With a sharp sense of humor indicative of his outlook on art and life, Randich’s c’est la vie attitude might stem from the numerous medical ailments he has endured in his relatively short life. At one time he suffered an abnormal bone growth in his head, and an infection in his bloodstream nearly took his life. Just last year, Randich was diagnosed with pancreatic cancer. A portion of his pancreas had to be removed, making him cancer free, but he continues to deal with the effects of the procedure. Despite, or perhaps because of, these hardships, he’s retained the ability to laugh. “I try not to take things for granted, and to be there for people a little bit more, because that’s important to who I am.”
Randich wants nothing but great things for the Phoenix art scene.

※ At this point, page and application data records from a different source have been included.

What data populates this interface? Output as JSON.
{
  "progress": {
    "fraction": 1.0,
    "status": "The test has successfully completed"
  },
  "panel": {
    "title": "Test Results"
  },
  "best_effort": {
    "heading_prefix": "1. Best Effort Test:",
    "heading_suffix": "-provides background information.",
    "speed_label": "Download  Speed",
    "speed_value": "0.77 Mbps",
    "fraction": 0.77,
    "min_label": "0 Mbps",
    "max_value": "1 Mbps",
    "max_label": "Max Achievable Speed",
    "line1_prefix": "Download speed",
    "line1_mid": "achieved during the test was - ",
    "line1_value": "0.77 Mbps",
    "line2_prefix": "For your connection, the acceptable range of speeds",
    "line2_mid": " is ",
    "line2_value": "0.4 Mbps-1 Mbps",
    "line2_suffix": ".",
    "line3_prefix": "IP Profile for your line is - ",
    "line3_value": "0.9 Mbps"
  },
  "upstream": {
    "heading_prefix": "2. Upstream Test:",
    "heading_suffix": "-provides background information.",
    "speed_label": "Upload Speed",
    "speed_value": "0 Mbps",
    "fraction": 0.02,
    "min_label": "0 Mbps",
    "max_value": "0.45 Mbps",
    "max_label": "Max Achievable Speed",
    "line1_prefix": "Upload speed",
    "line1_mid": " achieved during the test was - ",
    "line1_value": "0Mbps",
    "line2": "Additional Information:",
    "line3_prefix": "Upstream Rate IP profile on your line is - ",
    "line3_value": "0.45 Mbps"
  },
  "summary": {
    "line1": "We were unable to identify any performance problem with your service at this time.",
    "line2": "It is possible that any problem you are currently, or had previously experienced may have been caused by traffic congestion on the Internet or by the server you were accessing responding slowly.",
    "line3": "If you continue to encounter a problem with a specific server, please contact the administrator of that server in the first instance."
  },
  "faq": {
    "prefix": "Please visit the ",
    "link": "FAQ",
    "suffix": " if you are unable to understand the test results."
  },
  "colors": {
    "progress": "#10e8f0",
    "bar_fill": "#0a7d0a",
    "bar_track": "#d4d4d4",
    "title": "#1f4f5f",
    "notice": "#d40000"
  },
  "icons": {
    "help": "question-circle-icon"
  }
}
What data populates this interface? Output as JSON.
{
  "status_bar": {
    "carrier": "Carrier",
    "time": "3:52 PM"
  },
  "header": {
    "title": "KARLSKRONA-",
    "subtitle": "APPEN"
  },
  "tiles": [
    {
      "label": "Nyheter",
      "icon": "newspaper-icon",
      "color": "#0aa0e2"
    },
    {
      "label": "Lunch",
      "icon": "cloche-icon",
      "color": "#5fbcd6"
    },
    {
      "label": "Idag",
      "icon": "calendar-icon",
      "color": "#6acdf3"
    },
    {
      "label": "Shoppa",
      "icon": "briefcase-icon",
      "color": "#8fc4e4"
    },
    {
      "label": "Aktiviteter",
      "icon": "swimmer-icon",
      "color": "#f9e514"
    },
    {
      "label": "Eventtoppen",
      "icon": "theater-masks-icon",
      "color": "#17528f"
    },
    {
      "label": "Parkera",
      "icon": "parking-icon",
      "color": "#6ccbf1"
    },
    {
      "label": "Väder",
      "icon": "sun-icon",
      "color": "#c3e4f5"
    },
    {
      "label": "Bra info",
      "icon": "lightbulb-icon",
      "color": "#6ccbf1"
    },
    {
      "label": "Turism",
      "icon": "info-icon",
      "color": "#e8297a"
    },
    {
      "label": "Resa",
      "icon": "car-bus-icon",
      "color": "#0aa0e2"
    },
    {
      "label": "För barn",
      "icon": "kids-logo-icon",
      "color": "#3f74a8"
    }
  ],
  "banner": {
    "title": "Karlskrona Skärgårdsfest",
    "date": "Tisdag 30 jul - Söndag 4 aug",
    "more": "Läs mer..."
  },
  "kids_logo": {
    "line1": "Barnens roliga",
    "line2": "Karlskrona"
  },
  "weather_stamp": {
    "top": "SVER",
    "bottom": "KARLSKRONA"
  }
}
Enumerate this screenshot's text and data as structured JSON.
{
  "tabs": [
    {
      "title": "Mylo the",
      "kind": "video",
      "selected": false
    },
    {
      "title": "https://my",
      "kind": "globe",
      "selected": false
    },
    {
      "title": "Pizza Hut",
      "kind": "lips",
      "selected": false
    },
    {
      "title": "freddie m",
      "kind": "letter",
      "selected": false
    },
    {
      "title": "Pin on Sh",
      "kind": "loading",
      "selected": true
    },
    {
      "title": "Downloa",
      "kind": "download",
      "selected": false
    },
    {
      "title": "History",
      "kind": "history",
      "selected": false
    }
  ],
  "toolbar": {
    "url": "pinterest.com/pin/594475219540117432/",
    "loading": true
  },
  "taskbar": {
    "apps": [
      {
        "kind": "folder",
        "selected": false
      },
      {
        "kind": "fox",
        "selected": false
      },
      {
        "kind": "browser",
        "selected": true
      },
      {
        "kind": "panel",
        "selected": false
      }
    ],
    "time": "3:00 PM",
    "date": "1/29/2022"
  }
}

Anytime he has a chance, he advocates for artists and advises them on how to be more successful. “I tell them that art is an extremely hard profession,” he said. “At first, you’re going to be doing everything yourself. I suggest that they take marketing and business classes, anything that can help them get their work out there.”
Randich has an even busier season coming up this year. He has a solo show of his most recent text-based works this month at Fine Art Complex 1101 in Tempe. In addition to working full time at Bentley Gallery, he is also in the process of creating a large-scale sculpture that will be the centerpiece for True North’s forthcoming Cambria Hotel. Randich won the competitive call to artists and was awarded $100,000 to create an iconic shade structure for the hotel’s entrance. He has done some public art installations through IN FLUX before, but nothing of this magnitude. Randich hopes to contribute to the great works of art that make downtown Phoenix such a unique destination.
“It’s surreal to think that this [Cambria Hotel] piece will surpass me,” he says. “It’s going to be on the planet for longer than I’ll be here. That’s pretty magical.”
Craig Randich: Derivative
Fine Art Complex 1101
Opening reception October 12, 7–10 p.m.